– The fragilities created by an intervention into Libya would throw Egypt’s domestic stability, gained through an iron fist, into turbulence. Because of this, Egypt may try its chances with a proxy war first. It may reorganize the Libyan National Army and increase its effectiveness. If needed, they can also send the bill to Haftar. The UAE Minister of State for Foreign Affairs, Anwar Gargash, criticized Haftar by saying “Some of our friends have taken their own unilateral decisions.” This may be a sign that they are on another search. Also, as Sisi said, they can arm the tribes and enlarge the front. They can take an “invisible role” in a war led by the Libyan National Army. Or, they can make more use of the “non-state actors” that enable governments to be free of responsibility. This is something they already have done.

Actually, proxy wars have seen their limits in the past months. Turkey has changed the rules of the game on its side. Now, the other side is trying its chances. It is highly doubtful whether they will be able to take steps to change the dynamics of the clash.

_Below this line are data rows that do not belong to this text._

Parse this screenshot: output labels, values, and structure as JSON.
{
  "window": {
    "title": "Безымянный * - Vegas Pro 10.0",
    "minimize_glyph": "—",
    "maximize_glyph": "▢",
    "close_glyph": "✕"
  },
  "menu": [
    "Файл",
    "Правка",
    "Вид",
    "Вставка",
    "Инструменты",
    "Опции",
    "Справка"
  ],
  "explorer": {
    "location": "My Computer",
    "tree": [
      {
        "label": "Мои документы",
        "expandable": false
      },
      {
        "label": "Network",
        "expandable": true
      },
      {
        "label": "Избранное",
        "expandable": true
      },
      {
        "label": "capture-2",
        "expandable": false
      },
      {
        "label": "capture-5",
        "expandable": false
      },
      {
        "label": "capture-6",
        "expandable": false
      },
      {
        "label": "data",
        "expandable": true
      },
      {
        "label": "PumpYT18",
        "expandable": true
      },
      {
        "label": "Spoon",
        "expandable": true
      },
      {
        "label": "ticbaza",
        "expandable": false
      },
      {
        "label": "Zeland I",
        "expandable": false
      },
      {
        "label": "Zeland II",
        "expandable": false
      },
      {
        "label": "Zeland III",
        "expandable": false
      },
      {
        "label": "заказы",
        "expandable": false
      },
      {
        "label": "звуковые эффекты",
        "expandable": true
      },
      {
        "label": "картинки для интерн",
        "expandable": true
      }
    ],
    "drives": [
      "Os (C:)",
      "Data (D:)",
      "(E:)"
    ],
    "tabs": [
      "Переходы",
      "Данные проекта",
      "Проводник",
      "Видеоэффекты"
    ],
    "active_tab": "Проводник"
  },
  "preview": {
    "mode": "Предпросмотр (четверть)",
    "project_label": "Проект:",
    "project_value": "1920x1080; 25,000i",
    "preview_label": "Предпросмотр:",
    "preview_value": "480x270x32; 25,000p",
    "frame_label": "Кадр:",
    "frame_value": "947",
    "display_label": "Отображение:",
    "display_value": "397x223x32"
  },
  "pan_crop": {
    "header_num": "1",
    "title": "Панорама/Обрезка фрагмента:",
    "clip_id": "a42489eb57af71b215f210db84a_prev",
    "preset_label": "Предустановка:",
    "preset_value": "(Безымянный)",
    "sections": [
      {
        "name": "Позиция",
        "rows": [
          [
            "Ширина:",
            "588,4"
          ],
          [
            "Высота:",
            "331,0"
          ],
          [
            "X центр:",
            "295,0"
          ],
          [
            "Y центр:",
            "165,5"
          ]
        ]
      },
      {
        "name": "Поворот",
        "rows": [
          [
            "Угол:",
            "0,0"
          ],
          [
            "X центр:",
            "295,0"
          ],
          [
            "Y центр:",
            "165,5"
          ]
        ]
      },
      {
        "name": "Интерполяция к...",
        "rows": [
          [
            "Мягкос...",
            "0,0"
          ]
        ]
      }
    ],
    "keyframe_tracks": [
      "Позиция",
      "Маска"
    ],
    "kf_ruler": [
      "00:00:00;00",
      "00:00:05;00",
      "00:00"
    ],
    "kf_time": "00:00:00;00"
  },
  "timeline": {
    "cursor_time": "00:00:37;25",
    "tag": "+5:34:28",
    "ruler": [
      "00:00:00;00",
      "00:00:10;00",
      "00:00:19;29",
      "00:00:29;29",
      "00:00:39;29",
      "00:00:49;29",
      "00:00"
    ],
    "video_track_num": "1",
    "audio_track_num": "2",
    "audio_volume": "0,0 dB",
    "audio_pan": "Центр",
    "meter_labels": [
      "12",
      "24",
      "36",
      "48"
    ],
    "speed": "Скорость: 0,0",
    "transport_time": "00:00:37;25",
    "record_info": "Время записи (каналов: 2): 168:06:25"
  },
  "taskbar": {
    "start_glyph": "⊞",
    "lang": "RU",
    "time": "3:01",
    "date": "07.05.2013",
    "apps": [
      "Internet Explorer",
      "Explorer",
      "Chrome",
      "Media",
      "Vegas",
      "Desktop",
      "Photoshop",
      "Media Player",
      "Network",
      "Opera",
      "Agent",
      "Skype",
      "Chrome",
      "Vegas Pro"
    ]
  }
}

Turkey’s foes abstain from taking the risks Turkey has taken. However, Egypt, through this declaration, has helped the Russians have a stronger hand in negotiations with the Turks. If military showdowns do not lead the different sides to the negotiation table, then Sirte-Jufra will be the “separation line.” It is a line that will make hostilities permanent. Tripoli forces do not want to sit at the table before they capture the Oil Crescent, which accommodates 60 percent of Libya’s hydrocarbon reserves. That would be a huge trump card. Those investing in the eastern forces seem determined to prevent this. After all, Libya is becoming more and more tiresome.